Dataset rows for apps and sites
========================================

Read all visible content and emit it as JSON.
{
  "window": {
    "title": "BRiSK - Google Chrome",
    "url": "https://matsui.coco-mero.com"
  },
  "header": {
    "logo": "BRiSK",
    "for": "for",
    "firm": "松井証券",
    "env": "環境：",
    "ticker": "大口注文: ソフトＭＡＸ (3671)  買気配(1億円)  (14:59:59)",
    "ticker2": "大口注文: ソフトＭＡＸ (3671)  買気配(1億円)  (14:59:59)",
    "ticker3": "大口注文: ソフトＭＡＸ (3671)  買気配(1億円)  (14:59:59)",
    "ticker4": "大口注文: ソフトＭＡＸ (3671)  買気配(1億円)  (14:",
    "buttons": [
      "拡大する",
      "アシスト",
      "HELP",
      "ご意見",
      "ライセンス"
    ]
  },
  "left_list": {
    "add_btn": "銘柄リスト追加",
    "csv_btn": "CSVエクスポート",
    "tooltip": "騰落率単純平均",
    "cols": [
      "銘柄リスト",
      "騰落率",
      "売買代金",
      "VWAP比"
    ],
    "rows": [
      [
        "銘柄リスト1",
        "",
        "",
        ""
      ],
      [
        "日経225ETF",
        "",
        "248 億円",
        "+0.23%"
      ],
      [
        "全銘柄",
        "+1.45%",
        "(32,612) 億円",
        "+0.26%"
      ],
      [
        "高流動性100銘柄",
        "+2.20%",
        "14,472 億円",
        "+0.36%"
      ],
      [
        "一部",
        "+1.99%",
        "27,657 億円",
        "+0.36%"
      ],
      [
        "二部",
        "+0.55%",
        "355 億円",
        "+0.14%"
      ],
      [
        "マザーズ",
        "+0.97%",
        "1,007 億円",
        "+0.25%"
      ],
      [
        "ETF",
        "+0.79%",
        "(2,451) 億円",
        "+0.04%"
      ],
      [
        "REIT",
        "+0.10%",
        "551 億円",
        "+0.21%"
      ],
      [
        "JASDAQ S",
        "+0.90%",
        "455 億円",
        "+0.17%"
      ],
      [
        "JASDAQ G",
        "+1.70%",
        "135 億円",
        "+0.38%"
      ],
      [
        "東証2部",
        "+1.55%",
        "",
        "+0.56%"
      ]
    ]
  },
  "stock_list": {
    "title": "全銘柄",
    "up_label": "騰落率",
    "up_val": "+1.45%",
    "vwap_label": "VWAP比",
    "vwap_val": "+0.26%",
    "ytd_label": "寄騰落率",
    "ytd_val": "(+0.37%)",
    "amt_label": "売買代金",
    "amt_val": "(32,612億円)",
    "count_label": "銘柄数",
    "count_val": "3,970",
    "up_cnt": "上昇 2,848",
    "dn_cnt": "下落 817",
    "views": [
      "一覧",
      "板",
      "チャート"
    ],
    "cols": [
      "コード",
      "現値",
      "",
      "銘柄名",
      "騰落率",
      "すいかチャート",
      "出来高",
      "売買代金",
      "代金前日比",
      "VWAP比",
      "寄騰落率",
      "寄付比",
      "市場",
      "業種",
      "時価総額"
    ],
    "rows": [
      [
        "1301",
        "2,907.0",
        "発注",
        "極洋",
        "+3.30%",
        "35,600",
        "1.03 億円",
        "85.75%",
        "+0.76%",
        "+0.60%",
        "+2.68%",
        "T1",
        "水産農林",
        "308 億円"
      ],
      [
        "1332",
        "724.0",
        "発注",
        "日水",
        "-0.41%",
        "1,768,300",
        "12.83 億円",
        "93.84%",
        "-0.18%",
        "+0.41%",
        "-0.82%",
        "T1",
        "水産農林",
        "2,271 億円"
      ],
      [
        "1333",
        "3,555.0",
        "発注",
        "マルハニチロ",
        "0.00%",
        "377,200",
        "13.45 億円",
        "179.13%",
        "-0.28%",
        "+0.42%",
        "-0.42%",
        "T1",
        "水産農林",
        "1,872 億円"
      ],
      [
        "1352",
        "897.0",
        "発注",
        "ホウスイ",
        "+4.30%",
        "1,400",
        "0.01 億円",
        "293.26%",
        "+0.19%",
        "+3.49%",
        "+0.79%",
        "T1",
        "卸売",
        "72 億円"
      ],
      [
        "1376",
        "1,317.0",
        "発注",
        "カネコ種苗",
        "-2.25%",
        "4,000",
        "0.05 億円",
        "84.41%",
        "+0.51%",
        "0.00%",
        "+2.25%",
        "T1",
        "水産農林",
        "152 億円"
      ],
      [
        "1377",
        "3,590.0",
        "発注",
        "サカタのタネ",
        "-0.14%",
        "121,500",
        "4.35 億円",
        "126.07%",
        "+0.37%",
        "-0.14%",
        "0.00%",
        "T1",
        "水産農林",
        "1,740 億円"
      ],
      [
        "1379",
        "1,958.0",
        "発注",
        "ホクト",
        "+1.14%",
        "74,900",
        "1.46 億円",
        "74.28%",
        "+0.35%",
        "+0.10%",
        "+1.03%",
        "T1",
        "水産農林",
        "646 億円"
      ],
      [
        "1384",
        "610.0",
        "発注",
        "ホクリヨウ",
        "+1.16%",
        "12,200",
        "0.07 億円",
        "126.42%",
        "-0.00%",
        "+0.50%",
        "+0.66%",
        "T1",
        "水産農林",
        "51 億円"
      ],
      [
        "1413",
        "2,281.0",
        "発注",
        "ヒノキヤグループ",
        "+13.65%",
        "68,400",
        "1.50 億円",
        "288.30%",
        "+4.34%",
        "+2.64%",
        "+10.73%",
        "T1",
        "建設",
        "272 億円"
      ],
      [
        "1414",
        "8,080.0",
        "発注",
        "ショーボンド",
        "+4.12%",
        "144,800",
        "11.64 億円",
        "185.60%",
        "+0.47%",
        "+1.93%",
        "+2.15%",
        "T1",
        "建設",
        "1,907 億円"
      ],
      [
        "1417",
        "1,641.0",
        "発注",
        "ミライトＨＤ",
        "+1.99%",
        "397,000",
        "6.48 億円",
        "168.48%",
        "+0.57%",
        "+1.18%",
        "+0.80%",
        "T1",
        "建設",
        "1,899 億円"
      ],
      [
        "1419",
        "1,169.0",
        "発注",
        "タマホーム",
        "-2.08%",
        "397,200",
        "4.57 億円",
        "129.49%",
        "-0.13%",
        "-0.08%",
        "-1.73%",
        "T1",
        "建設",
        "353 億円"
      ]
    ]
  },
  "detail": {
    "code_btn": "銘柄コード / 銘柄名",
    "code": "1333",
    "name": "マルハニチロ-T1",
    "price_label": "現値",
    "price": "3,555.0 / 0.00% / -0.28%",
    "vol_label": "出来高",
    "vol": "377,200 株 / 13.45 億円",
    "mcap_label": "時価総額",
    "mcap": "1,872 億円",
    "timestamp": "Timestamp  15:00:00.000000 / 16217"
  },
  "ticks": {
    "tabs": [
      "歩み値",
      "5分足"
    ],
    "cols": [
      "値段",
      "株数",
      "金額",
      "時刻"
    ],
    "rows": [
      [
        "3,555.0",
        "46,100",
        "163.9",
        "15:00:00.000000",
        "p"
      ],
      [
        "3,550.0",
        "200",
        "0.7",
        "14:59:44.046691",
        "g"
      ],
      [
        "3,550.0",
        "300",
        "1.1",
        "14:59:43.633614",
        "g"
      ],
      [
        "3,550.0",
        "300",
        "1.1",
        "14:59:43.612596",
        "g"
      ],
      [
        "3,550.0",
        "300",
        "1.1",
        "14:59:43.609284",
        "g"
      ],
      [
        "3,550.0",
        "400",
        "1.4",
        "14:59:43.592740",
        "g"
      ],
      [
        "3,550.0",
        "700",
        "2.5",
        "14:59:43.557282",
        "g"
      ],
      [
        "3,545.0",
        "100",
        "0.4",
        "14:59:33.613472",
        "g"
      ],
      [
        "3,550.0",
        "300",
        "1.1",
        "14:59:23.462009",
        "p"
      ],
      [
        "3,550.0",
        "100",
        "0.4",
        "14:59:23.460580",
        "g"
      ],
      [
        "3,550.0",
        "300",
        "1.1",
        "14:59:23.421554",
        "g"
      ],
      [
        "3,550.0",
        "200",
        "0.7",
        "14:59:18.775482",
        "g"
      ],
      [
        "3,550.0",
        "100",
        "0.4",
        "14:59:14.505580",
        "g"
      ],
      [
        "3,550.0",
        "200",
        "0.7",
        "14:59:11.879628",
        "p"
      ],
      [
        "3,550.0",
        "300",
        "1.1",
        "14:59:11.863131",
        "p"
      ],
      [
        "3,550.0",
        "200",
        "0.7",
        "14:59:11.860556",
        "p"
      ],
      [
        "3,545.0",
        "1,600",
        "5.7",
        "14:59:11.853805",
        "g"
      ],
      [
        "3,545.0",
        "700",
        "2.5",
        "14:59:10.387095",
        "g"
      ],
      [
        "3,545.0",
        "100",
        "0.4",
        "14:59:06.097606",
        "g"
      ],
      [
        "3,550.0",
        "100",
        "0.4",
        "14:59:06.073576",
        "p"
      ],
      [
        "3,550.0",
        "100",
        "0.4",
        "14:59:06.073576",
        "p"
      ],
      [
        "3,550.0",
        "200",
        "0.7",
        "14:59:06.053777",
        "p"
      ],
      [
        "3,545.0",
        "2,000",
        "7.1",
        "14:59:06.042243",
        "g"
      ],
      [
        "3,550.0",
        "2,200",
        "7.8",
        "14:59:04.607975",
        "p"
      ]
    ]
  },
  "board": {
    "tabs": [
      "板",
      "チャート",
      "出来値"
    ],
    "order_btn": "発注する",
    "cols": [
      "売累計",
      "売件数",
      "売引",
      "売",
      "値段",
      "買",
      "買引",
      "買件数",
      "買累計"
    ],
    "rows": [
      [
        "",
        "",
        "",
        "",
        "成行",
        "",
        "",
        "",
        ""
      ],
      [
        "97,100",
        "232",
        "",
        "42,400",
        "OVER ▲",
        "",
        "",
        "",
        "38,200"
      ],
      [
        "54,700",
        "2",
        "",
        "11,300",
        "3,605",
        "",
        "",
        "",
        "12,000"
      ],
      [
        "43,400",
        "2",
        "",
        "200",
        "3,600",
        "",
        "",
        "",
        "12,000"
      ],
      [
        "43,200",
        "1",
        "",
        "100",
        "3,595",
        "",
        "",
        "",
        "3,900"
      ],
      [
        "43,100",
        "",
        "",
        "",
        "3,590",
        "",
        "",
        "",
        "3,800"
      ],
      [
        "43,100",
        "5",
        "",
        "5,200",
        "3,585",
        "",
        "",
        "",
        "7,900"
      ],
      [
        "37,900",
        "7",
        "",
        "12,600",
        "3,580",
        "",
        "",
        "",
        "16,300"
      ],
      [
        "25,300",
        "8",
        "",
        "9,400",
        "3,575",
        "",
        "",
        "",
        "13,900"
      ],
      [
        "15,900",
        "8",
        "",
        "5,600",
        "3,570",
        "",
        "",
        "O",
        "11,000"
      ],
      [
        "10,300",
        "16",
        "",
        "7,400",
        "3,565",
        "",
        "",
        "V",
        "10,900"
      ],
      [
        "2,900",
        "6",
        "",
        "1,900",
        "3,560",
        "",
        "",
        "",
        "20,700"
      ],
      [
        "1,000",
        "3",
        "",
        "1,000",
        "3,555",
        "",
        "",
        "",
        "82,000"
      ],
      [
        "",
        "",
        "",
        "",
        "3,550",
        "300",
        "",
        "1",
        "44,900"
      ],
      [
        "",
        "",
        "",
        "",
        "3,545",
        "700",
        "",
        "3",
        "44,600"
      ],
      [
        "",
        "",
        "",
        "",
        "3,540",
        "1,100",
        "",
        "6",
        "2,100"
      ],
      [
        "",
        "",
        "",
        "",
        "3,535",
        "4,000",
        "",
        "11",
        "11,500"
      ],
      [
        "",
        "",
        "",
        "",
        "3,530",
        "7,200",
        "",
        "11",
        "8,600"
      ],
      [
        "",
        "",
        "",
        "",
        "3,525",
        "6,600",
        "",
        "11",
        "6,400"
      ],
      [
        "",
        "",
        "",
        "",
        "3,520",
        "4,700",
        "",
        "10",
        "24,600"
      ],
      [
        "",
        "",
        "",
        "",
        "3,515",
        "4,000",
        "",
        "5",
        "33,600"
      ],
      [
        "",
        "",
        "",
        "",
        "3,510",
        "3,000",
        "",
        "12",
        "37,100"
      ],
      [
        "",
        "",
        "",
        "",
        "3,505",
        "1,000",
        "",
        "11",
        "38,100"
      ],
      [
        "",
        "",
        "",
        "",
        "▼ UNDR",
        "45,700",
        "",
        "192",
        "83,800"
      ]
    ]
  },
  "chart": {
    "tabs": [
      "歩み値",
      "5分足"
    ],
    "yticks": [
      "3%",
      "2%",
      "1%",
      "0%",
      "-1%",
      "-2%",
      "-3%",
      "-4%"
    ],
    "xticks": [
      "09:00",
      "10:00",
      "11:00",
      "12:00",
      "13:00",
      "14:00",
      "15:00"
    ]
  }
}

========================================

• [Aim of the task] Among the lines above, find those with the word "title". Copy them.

• [Solution to this problem]
    "title": "BRiSK - Google Chrome",
    "title": "全銘柄",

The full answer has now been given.